Most serious talkers and singers have already heard that it’s important to drink a lot of water. This water does not directly “wet” the vocal folds. Swallowing water sends it down the other tube, the esophagus, into your stomach. Drinking plenty of water does make sure that the cells inside the voice box are nourished and resilient. If the body as a whole is dehydrated, the vocal folds get tired faster, and they recover more slowly from heavy use.

Recommendations on the right amount of water intake range from two quarts or two liters per day to “whatever it takes to pee pale.” A general rule of thumb is to divide your weight in pounds by 2 and drink that number of ounces (see Figure 1). Sipping your water throughout the day and evening is much more beneficial than trying to drink a lot all at once.

If you weigh:

  • 100 lbs: aim to drink 50 oz (about 3 pints)
  • 125 lbs: aim to drink 62 oz (about 2 quarts)
  • 150 lbs: aim to drink 75 oz (about 5 pints)
  • 200 lbs: aim to drink 100 oz (about 3 quarts)

People have different internal sensation of thirst, or desire for water. If your voice is working well, you may already get enough for your own system. If you notice signs of vocal fatigue and you’re not in the habit of staying hydrated, increasing the amount of water you drink is a simple first step to try. As always, use common sense. If you have heart or kidney problems, or other concerns about fluid intake, talk to your doctor before making drastic changes.

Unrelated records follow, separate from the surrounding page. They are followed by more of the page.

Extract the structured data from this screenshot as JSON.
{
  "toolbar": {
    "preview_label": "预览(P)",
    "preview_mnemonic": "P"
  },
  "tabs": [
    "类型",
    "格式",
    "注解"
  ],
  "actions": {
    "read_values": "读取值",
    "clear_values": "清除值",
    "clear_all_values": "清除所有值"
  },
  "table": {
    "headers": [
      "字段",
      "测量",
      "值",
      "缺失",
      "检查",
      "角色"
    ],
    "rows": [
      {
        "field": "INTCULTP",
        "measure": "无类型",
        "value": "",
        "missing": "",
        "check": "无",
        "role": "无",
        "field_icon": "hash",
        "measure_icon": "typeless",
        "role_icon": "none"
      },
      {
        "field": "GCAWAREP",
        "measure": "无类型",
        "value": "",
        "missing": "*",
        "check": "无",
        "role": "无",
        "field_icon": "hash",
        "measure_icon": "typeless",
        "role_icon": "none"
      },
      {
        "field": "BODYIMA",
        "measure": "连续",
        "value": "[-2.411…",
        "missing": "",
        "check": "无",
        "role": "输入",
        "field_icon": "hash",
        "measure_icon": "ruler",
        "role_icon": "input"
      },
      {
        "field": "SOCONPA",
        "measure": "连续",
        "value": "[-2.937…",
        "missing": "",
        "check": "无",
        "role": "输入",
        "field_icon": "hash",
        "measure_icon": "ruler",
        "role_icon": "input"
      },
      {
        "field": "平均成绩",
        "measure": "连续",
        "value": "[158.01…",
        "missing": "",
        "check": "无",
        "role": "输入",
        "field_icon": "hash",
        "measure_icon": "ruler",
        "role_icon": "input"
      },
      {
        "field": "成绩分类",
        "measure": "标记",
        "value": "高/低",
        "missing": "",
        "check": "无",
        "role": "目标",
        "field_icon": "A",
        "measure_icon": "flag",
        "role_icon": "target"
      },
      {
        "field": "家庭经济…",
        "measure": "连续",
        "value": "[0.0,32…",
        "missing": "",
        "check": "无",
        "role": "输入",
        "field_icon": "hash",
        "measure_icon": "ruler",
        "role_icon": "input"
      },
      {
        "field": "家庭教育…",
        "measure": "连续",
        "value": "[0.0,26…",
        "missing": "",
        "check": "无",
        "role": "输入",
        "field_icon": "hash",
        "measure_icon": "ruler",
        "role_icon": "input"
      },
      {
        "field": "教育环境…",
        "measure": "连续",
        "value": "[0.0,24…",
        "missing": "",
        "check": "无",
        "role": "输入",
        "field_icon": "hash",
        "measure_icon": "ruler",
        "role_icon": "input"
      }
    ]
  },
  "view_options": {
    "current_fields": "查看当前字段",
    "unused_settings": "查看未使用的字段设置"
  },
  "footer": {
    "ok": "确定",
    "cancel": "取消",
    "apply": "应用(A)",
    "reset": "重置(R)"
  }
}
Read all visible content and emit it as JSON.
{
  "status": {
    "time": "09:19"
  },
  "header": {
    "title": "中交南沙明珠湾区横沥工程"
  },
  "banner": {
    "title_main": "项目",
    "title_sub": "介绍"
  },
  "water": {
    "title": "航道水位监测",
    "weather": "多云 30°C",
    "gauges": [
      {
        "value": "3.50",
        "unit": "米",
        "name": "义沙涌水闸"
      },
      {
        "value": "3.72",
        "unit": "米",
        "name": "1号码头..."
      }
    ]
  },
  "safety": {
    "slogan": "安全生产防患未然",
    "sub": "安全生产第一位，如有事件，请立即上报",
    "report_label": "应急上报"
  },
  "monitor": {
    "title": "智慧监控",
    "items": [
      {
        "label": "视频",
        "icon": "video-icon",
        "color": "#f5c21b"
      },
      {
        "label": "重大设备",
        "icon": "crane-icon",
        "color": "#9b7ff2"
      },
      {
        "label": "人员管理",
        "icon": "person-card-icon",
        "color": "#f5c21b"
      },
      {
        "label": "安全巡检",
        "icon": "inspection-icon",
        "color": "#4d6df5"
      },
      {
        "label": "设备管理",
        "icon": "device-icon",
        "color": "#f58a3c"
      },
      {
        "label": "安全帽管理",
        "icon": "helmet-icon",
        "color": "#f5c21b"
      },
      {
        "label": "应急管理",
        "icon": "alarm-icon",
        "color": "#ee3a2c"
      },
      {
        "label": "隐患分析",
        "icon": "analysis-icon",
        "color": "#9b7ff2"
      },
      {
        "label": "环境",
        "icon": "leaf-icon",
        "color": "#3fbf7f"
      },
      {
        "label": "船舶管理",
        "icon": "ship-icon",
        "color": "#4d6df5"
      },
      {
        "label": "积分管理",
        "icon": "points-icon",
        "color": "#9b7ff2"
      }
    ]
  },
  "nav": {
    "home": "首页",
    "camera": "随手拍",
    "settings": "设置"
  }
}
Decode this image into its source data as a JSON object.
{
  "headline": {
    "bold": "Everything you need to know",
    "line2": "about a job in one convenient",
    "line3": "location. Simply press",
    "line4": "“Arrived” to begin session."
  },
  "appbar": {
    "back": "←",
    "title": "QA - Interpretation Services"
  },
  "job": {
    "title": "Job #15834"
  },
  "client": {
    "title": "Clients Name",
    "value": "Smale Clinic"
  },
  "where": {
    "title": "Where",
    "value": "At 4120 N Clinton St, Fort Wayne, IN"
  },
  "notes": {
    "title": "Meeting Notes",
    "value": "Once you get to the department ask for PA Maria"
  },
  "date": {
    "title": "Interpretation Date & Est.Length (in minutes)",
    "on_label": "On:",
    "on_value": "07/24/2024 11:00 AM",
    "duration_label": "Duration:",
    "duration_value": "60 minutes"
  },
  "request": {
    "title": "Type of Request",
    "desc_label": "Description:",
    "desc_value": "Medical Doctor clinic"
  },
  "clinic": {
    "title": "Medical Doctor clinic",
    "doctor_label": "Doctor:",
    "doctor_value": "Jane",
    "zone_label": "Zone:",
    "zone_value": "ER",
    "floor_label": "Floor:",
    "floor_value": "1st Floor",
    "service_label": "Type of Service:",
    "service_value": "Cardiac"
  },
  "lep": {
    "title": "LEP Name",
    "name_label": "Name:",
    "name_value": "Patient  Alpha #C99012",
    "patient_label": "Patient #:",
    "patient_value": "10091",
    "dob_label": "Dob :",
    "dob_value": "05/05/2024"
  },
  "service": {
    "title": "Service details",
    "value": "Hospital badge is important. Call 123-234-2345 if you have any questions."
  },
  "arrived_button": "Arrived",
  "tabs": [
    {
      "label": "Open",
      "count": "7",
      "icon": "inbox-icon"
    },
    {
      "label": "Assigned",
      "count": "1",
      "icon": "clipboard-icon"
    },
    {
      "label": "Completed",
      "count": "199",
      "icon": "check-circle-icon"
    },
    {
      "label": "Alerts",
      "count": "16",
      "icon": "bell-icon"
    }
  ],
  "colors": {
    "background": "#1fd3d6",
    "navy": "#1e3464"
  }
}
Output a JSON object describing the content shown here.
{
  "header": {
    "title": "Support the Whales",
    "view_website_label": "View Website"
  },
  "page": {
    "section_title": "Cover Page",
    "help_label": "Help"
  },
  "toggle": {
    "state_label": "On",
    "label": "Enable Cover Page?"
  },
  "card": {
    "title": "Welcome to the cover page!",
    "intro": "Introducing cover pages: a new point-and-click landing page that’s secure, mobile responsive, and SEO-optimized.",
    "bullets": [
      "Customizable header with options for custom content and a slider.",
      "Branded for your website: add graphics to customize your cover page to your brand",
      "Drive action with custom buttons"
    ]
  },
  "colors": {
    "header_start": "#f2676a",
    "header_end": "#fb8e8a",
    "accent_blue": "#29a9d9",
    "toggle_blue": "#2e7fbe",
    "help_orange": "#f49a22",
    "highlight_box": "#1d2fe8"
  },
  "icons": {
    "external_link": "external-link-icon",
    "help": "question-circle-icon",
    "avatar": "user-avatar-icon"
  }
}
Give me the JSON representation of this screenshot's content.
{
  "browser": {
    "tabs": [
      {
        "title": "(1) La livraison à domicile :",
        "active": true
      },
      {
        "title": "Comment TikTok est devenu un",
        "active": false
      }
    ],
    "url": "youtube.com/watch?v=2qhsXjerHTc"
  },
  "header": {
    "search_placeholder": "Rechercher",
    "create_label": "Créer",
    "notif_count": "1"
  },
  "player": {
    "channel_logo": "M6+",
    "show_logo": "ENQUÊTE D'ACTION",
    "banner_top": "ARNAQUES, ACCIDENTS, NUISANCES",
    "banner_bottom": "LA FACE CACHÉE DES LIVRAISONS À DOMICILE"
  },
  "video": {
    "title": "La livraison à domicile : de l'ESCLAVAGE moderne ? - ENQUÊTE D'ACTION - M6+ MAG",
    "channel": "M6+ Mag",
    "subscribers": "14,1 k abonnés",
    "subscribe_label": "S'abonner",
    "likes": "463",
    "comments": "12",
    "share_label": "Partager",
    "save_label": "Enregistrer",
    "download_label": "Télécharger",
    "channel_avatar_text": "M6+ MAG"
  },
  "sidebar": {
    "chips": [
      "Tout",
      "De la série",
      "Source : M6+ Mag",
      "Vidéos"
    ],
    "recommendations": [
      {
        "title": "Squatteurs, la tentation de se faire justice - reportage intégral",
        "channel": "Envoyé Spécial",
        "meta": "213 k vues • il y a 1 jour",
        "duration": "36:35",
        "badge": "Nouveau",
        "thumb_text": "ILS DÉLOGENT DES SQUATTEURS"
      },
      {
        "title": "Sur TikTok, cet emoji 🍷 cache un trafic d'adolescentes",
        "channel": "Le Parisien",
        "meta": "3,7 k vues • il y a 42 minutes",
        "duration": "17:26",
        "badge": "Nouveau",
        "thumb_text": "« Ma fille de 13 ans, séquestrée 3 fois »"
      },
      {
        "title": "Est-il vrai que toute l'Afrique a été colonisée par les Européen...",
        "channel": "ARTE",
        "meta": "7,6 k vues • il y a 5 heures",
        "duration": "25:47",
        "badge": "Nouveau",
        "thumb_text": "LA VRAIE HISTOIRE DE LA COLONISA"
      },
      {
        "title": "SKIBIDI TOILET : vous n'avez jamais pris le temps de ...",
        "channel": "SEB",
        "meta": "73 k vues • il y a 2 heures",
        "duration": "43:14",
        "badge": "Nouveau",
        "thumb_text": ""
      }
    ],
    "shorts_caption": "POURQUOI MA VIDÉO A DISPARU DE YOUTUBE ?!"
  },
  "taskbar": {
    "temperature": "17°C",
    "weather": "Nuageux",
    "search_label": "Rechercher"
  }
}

Ice-cold drinks used to be forbidden to serious vocalists. However, research has shown that it doesn’t matter whether you drink cold, hot, warm, or lukewarm beverages during rehearsal and performance. Drink whatever temperature you link, what feels best on a particular day. The main thing is to get plenty of fluids on a regular basis.